Premier Gordon Campbell unveiled plans for a new 10-lane superbridge on Feb 4, 2009.

... The government initially reached an agreement-in-principle with Connect BC Development Group for a public-private partnership (P3) for the construction of the new bridge on Jan. 28, 2009.

However, the consortium, which included Macquarie Group, Transtoll Inc., Peter Kiewit Sons Co. and Flatiron Constructors Canada Limited, couldn’t get financing.

When negotiations with MacQuarie collapsed, the government changed the procurement process from a P3 to the traditional design and build model.

8 comments:

Lylymay said...

Omigod! This is Friday May 1 and I just got a call from the BC Libs - usually the local candidate, but it was actually mz christy on the phone. Of course I pushed the # key a thousand times hoping to f-up the recording. Anyhow, must comment on the whole Port Mann fiasco.
We live in Coquitlam and for the most part, avoid the Port Mann as much as possible.
However, when heading into the US, the easiest route is to the truck stop which means we must PAY. I have registered with TREO and use my Visa card so that I can avoid that ridiculous extra charge of which they can secure on a 30 second computer inquiry, so have consented to give them my Visa Card.

Bottom line: I went over the PM on Dec 22 and it was mid Feb before my Visa bill showed the $3.15 charge, which I paid for on Mar 24. That is when the BC Govt received my payment. Being someone who worked in Finance for the BC Govt, I also am aware that they pay a fee to Visa for collecting that $3.15 fee! I can assure you that Peter Kietwit - recipient of their wondrous 3-P arrangement, does not wait until the 24th of March (or later) to be paid that $3.15 charge, nor do they incur any fees to Visa for that privilege!

As a person who understands provincial finances, I must conclude that Peter Kiewit waits NO TIME for the $3.15 fee crossing and does not have to incur the fees Visa charges either.

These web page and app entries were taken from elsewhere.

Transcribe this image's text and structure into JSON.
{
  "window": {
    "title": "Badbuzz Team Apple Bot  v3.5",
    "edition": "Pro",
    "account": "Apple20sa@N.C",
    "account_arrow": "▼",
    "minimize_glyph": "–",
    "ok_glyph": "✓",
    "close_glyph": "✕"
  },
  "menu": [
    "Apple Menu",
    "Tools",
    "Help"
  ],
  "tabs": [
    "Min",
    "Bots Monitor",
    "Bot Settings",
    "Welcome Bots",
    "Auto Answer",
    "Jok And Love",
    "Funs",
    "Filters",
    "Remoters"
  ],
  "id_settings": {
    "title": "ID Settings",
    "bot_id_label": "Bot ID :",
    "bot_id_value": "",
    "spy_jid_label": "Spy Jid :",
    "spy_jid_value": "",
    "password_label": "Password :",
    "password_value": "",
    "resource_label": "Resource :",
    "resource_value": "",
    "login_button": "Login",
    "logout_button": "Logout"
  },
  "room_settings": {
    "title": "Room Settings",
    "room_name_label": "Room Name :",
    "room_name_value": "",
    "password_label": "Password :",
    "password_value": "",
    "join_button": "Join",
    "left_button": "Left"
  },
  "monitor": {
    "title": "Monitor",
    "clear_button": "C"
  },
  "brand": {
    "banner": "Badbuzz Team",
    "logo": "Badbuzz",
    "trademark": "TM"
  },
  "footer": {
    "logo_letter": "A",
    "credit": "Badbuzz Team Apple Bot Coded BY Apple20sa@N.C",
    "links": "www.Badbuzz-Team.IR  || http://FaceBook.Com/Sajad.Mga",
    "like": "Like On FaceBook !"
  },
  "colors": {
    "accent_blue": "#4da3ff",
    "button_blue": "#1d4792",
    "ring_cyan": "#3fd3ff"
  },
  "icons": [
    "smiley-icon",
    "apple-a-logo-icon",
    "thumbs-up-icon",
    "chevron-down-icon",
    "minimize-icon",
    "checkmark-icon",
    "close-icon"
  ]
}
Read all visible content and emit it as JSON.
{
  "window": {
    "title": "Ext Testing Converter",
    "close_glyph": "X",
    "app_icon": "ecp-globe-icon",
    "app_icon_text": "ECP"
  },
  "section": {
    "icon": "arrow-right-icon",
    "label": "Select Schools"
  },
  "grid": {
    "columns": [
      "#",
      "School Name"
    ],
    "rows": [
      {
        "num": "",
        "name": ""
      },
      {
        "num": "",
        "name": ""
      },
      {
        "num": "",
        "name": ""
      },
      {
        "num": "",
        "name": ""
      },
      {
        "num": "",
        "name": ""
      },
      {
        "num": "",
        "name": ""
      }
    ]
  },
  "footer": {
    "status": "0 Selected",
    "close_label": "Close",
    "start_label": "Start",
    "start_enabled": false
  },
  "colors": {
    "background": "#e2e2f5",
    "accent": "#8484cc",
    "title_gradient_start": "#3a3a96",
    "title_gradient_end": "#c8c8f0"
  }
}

I suspect that the taxpayers are paying MORE than they realize for this wonderful P-3 arrangement. Kiewit gets first dibs on the ROI (return on investment) until their debt is retired and it is only then that the debt, which has been growing astronomically, really starts to pay off the FULL cost of building that bridge. So just where do the taxpayers benefit from a P-3 arrangement? and I would say it costs us much more than the cost of building the bloody bridge by a huge amount.

Anonymous said...

frpc - macquarie

Anonymous said...

http://www.railforthevalley.com/latest-news/zweisystem/proposed-massey-tunnel-bridge-replacement-is-now-said-to-be-8-billion/#comment-122518

Hugh said...

Vancouver needs more traffic (???) Traffic in Vancouver is not heavy enough?

Anonymous said...

john perkins

North Van's Grumps said...

Confessions of an Economic Hit Man is a partly autobiographical book written by John Perkins published in 2004.

According to Perkins, his role was to convince leaders of underdeveloped countries (Canada) to accept substantial development loans for large construction and engineering projects that would primarily help the richest families and local elites, rather than the poor, while making sure that these projects were contracted to U.S. companies. Later these loans would give the U.S. political influence and access to natural resources for U.S. companies.

https://en.wikipedia.org/wiki/Confessions_of_an_Economic_Hit_Man

North Van's Grumps said...

Anon frpc Macquarie $20,550.00

http://contributions.electionsbc.gov.bc.ca/pcs/SA1SearchResults.aspx?FilerSK=(ALL)&EDSK=0&FilerTypeSK=0&Contributor=Macquarie&PartySK=0&ED=(ALL)&FilerType=(ALL)&Filer=(ALL)&Party=(ALL)&DateTo=&DateFrom=&DFYear=&DFMonth=&DFDay=&DTYear=&DTMonth=&DTDay=

Anonymous said...

7 min Video opinion of election topics

http://thebreaker.news/opinion/heed-speaks-part2/